Light rail – modern trams, basically – is an attractive option for Wellington because the light rail vehicles (LRVs) can be used on the existing railway tracks. Then they can venture onto the streets, just as trams do in hundreds of cities overseas. As long as you manage traffic so that it doesn’t obstruct the LRVs, you get the through-running convenience promised by the 1963 subway idea at a fraction of the cost. Mixing light and heavy rail (like our existing electric units) is well proven. The German city of Karlsruhe had a similar problem to Wellington: their suburban railway system also terminated in a station on the edge of the CBD. Karlsruhe also had a modern tramway system. Connecting the two, so that the trams could run out into the suburbs and provide a through service to downtown was responsible for ridership quadrupling on some routes! The city of Saarbruken has built a similar system, and it is being looked at seriously for many other cities in Europe. More info on Trams on Rail Track.

Light rail – endorsed, then shelved

In 1992, Transport 2000 proposed Superlink – a light rail line through the CBD and potentially as far as the Airport. The price for the CBD section was between $45 and $70 million. We made a mistake though – we thought the problem was just extending the Johnsonville line, when what we really need is to extend the whole system through the CBD.

In 1995 the City and Regional Councils commissioned Works Consultancy and MVA (the consultants associated with the highly successful and expanding Manchester Metrolink system) to investigate further. The consultants report confirmed the feasibility and value of the extension of all lines by using light rail. Vestiges of this report survive in the new Regional Land Transport Strategy, but light rail’s status remains ‘possible’ only, out of reach beyond the Strategy’s 5 year planning period.

We must have buses – clean ones!

Despite the backbone importance of rail, buses remain the first mode of access for most passengers. However, the downsides of the diesel bus can be heard and smelt, and new knowledge about the toxic effects of diesel exhaust is causing fresh anxiety. Although the use of trolleybuses helps greatly, public transport itself is a major polluter in the CBD because so many buses are diesel powered. Diesel fumes are particularly noticeable in areas like Brandon St and Lower Willis St/Lambton Quay South.

What happens when the current trolleybuses expire in about four years? New low-floor trolleys would be welcome, but would be largely ineffective over-all if 85% of the bus fleet remains diesel. Battery-only is not an option for full-size buses. But the answer might come from Christchurch. The hybrid diesel/battery shuttle buses there are having their troublesome diesel auxiliary power units replaced by gas turbines run on LPG – potentially a very-low-emission system. If it works in practice, this system should be required for all future diesel bus replacements.

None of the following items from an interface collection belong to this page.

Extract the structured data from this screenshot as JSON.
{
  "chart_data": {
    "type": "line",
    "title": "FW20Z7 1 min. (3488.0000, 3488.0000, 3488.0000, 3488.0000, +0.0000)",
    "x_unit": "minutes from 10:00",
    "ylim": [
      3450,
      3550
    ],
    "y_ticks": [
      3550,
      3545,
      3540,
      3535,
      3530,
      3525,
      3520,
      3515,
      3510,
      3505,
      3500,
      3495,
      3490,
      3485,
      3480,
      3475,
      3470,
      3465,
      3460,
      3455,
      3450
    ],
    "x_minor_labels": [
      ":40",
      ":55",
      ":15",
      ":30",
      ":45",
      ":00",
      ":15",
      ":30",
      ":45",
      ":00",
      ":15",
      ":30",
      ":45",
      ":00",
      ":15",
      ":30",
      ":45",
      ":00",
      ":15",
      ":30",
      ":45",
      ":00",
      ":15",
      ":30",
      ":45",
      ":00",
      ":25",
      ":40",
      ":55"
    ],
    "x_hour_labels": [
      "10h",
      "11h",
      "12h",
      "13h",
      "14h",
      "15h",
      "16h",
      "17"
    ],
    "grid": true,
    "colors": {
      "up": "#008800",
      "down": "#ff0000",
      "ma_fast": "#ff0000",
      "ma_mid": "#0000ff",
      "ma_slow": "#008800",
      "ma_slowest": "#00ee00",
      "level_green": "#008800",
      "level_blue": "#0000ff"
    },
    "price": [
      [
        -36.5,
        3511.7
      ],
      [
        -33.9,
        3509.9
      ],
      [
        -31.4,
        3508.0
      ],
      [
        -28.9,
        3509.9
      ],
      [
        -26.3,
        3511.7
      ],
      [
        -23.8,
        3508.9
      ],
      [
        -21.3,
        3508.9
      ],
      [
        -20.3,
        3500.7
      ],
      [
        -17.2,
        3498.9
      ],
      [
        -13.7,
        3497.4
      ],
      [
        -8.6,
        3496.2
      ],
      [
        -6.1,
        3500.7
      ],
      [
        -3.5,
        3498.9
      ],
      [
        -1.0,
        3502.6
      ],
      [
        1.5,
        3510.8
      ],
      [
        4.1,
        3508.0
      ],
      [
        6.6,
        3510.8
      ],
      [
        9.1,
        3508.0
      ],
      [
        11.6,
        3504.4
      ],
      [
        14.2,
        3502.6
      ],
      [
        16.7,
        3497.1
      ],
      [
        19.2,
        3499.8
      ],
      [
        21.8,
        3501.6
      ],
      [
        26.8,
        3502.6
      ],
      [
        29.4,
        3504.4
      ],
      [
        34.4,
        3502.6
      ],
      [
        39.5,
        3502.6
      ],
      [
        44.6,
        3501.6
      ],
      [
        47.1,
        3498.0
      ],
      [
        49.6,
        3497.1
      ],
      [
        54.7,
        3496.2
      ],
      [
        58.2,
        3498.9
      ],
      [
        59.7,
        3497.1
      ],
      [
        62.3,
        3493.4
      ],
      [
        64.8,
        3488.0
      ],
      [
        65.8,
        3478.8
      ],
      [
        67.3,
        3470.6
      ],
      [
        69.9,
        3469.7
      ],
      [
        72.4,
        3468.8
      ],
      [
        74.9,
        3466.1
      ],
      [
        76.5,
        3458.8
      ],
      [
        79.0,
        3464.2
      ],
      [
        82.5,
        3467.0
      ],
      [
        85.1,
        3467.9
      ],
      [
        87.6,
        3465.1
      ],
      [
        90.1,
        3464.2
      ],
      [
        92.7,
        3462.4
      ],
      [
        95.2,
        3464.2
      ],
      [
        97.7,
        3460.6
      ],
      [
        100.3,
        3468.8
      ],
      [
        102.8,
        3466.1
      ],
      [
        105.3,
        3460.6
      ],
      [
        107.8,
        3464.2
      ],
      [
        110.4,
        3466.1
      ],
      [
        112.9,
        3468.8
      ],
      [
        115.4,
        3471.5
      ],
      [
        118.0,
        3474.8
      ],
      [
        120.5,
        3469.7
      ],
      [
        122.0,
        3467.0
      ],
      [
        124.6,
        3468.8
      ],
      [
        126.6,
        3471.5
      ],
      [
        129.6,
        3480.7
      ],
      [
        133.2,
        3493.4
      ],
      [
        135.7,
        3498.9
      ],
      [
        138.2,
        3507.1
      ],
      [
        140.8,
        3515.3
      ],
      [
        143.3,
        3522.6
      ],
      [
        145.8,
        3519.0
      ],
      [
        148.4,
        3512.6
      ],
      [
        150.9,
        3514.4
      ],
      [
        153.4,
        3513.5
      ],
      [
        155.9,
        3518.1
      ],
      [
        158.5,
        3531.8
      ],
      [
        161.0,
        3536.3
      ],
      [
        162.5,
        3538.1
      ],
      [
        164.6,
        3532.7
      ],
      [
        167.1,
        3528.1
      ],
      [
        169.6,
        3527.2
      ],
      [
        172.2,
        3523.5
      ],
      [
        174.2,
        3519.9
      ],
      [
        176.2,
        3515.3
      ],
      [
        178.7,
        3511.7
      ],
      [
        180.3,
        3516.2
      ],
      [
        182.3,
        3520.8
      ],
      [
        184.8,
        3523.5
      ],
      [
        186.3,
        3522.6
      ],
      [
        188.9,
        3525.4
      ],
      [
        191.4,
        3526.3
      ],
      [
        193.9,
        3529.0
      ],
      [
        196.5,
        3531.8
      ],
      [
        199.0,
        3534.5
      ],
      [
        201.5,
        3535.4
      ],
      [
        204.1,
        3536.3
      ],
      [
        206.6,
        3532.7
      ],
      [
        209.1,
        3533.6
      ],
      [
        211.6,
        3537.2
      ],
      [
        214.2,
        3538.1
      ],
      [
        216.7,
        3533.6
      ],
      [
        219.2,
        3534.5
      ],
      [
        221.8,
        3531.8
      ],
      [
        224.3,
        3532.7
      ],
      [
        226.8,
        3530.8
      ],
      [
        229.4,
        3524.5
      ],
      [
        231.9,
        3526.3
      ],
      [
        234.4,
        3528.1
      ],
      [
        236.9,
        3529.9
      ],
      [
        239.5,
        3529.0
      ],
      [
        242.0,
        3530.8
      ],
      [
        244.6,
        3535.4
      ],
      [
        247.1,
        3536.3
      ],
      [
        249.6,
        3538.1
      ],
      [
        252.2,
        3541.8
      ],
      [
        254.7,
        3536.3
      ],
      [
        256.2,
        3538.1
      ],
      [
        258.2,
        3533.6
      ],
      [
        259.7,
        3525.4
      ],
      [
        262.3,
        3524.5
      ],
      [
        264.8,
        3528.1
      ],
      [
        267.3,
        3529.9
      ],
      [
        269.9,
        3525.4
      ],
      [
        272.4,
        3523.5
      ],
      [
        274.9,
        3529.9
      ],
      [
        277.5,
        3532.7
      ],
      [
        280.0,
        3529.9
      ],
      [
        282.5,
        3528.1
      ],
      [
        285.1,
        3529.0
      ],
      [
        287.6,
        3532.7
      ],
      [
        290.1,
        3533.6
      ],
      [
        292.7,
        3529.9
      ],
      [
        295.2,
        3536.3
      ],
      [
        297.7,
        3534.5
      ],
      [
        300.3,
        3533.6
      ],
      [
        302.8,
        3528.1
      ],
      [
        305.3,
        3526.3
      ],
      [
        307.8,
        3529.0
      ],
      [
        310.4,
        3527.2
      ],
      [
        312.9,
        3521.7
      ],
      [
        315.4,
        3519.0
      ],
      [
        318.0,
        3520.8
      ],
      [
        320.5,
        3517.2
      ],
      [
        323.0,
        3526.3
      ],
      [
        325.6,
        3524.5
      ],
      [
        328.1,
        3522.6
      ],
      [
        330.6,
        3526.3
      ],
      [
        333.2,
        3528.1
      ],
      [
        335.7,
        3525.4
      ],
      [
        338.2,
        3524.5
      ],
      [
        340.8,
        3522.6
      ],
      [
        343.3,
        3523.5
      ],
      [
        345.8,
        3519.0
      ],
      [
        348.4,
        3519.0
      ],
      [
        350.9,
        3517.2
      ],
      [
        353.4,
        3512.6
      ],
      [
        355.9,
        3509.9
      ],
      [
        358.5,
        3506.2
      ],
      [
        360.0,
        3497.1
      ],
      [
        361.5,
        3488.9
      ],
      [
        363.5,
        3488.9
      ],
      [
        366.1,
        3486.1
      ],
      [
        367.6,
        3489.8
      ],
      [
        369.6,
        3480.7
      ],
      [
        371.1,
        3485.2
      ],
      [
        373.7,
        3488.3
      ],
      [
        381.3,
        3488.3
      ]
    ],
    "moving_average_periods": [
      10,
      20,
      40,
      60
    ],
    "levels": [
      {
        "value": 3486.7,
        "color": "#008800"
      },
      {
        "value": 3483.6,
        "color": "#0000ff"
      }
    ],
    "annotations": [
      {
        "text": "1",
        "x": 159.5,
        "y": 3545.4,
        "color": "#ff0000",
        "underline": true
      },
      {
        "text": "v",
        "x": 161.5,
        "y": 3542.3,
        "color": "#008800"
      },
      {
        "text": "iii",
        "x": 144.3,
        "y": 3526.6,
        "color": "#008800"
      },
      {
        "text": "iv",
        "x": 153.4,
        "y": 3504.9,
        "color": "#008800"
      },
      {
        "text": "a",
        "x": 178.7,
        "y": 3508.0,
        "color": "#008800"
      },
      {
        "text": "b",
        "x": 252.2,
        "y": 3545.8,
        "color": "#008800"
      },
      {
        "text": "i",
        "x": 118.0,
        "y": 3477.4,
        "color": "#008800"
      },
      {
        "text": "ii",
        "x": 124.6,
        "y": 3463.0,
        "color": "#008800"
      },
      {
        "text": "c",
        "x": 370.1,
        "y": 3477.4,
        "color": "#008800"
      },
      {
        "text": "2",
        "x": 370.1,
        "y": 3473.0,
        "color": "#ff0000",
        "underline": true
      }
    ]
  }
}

What does all this mean?

An alternative strategy, therefore, means a range of measures which will benefit more people than simply putting most of our eggs in the Transmission Gully basket. Some measures are quite cheap, sometimes requiring just the political will to buck the highway lobby. Others, such as light rail, will obviously have a high cost – in the tens of millions. In total, though, following a public transport priority strategy will be both cheaper in dollar terms and deliver better access than Transmission Gully and the other big road projects required by a highways-first strategy.